In Cruel Optimism Lauren Berlant reveals that despite deteriorating social, economic, and environmental conditions, people still remain attached to fantasies of the "good life"; her research examines how such fantasies have survived even when conditions for survival are increasingly compromised under postwar neoliberal restructuring. She posits “cruel optimism” as a relational dynamic whereby individuals remain attached to “compromised conditions of possibility” or “clusters of promises” embedded in desired object-ideas even when they inhibit the conditions for flourishing and fulfilling such promises. For Berlant, optimism is a formal or structural feeling, such that an “optimistic attachment is invested in one’s own or the world’s continuity, but might feel any number of ways,” including not optimistic at all.
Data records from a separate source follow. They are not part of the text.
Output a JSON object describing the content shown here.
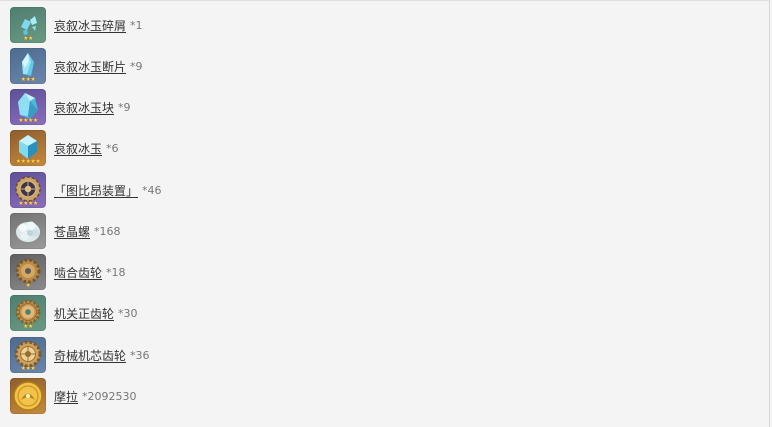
{
  "items": [
    {
      "name": "哀叙冰玉碎屑",
      "count": "*1",
      "stars": "★★",
      "icon": "ice-shard-icon"
    },
    {
      "name": "哀叙冰玉断片",
      "count": "*9",
      "stars": "★★★",
      "icon": "ice-fragment-icon"
    },
    {
      "name": "哀叙冰玉块",
      "count": "*9",
      "stars": "★★★★",
      "icon": "ice-chunk-icon"
    },
    {
      "name": "哀叙冰玉",
      "count": "*6",
      "stars": "★★★★★",
      "icon": "ice-gemstone-icon"
    },
    {
      "name": "「图比昂装置」",
      "count": "*46",
      "stars": "★★★★",
      "icon": "tourbillon-device-icon"
    },
    {
      "name": "苍晶螺",
      "count": "*168",
      "stars": "",
      "icon": "crystal-snail-icon"
    },
    {
      "name": "啮合齿轮",
      "count": "*18",
      "stars": "★",
      "icon": "gear-icon"
    },
    {
      "name": "机关正齿轮",
      "count": "*30",
      "stars": "★★",
      "icon": "spur-gear-icon"
    },
    {
      "name": "奇械机芯齿轮",
      "count": "*36",
      "stars": "★★★",
      "icon": "mechanism-gear-icon"
    },
    {
      "name": "摩拉",
      "count": "*2092530",
      "stars": "",
      "icon": "mora-coin-icon"
    }
  ]
}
In other words, maintaining attachments that sustain the good life fantasy, no matter how injurious or cruel these attachments may be, allows people to make it through day-to-day life when the day-to-day has become unlivable. Berlant is essentially concerned with conditions of living or the state of the “present,” which she describes as structured through “crisis ordinariness,” and turns to affect and aesthetics as a way of apprehending these crises; by tracking the various impasses we face today, she suggests that it becomes possible to recognize that certain “genres” are no longer sustainable in the present and that new emergent aesthetic forms are taking hold, alternative genres that allow us to recognize modes of living not rooted in normative good life fantasies.
The concept of fictitious commodities originated in Karl Polanyi's 1944 book The Great Transformation and refers to those things treated as market commodities which are not created for the market, specifically, land, labor, and money.
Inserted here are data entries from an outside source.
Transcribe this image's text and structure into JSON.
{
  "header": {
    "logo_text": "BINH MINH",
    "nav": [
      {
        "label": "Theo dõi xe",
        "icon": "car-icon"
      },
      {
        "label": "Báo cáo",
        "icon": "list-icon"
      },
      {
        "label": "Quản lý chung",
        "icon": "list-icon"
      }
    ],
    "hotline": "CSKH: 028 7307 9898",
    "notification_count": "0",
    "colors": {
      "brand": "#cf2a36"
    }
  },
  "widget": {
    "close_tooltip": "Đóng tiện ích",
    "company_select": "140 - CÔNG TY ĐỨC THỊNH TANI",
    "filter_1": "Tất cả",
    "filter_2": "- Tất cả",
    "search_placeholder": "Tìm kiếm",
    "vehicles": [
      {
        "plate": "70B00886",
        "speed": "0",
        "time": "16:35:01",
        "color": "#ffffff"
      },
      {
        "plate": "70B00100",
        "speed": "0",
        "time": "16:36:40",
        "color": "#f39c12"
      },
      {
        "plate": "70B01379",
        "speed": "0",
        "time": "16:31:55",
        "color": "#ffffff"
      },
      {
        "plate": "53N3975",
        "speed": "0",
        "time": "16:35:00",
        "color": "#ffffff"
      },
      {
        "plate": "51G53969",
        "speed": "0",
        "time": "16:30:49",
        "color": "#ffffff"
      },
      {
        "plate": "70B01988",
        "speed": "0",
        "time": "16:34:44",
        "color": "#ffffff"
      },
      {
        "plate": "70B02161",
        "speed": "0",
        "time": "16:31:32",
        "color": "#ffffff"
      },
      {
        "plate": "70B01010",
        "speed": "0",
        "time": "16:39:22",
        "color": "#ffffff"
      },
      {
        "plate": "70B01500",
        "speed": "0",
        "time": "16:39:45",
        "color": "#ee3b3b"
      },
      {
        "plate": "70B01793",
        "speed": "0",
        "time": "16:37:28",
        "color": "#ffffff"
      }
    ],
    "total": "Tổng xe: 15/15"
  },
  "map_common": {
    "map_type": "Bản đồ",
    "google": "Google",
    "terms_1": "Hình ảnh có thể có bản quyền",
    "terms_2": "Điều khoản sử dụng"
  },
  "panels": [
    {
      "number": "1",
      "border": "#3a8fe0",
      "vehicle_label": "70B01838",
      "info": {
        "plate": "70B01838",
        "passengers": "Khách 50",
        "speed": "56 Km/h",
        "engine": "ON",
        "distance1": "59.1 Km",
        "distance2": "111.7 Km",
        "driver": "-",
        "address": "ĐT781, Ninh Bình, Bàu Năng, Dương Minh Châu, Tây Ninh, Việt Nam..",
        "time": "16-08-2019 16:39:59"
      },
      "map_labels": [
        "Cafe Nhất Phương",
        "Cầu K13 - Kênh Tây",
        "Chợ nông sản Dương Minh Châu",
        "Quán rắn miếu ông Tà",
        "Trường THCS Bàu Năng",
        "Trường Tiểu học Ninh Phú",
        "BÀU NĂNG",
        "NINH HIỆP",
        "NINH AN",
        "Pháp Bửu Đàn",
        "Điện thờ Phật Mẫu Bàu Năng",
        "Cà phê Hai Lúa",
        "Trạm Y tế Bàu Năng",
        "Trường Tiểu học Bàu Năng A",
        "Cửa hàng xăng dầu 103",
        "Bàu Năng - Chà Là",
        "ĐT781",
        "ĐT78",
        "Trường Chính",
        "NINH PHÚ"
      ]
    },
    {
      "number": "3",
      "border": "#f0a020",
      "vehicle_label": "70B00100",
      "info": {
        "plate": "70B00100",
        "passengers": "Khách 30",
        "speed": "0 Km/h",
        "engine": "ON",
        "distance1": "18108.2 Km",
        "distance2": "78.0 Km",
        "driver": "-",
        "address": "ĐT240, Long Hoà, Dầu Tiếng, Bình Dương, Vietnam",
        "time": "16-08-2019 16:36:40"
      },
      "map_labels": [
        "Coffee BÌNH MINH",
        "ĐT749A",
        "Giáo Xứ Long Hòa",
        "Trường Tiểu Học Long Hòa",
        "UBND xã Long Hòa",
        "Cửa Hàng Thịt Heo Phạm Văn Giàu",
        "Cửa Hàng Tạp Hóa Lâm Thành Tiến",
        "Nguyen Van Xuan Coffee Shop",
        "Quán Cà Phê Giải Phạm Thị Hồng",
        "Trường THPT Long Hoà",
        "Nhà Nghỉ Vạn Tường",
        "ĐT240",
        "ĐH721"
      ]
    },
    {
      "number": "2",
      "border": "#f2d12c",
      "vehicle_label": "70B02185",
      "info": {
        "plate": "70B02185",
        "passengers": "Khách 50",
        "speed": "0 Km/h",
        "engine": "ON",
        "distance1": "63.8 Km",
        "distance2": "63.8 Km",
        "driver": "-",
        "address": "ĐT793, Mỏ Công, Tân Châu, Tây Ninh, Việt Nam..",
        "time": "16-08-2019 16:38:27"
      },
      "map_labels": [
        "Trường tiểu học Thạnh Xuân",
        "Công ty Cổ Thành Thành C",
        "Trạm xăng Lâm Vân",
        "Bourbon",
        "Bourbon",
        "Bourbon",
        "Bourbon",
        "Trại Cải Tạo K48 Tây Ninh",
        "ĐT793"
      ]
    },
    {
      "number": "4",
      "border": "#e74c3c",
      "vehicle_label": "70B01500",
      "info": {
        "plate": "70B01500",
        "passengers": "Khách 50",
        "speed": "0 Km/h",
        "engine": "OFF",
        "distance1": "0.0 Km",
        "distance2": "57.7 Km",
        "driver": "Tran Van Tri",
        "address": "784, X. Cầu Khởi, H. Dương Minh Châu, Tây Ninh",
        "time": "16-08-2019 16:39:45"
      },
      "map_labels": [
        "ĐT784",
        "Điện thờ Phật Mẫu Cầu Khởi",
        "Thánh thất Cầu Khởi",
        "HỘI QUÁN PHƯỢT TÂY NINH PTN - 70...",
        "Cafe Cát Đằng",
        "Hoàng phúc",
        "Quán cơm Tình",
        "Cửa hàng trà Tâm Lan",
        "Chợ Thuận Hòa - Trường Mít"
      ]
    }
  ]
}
I STARTED THINKING ABOUT LAND AS BOTH ABSTRACT SPACE AND TANGIBLE MATERIAL AND TO EXPLORE ITS STATUS AS A “FICTIONAL COMMODITY”
IN THE AURA OF A HOLE
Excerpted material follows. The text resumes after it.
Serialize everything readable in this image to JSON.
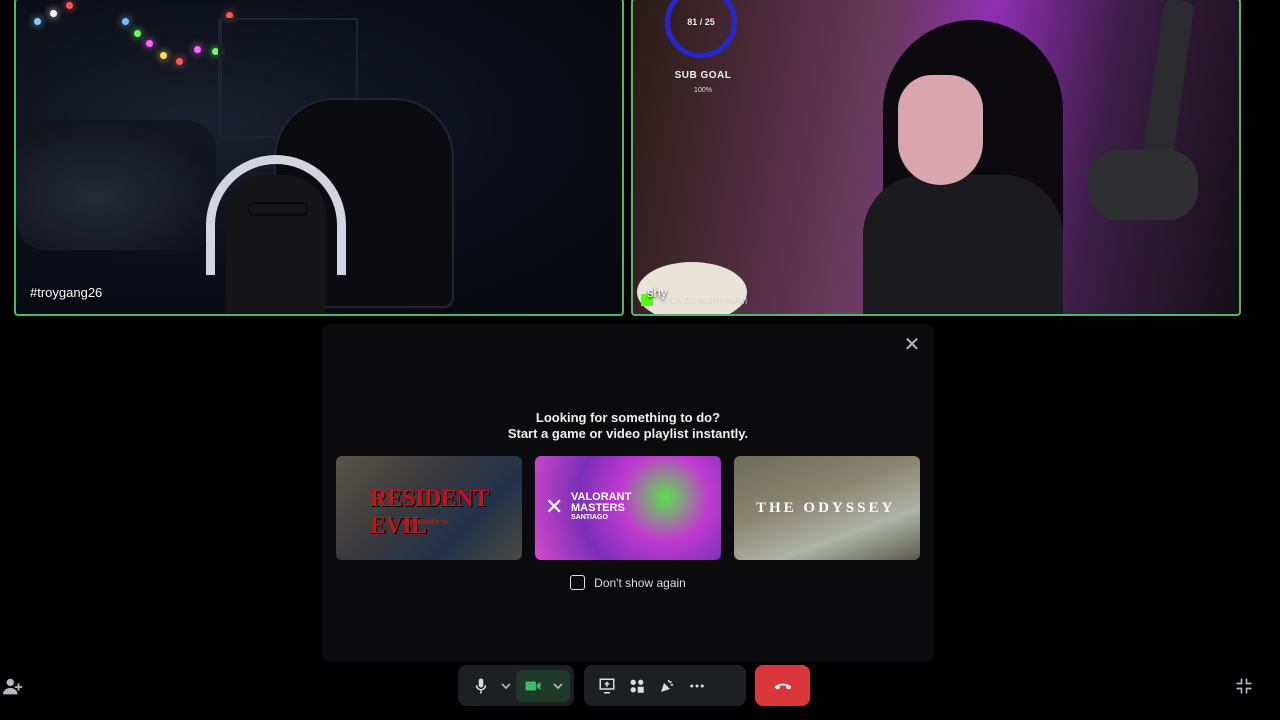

A. Laurie Palmer
In the Aura of a Hole is a writing and research project exploring mines and other sites of extraction in the U.S. and an investigation into our relationships with materiality and with place. Each of the chapters is organized around a visit or attempted visit to an extraction site, exploring social and sensory aspects of place and process, and tracing the movements of materials between the land and our bodies.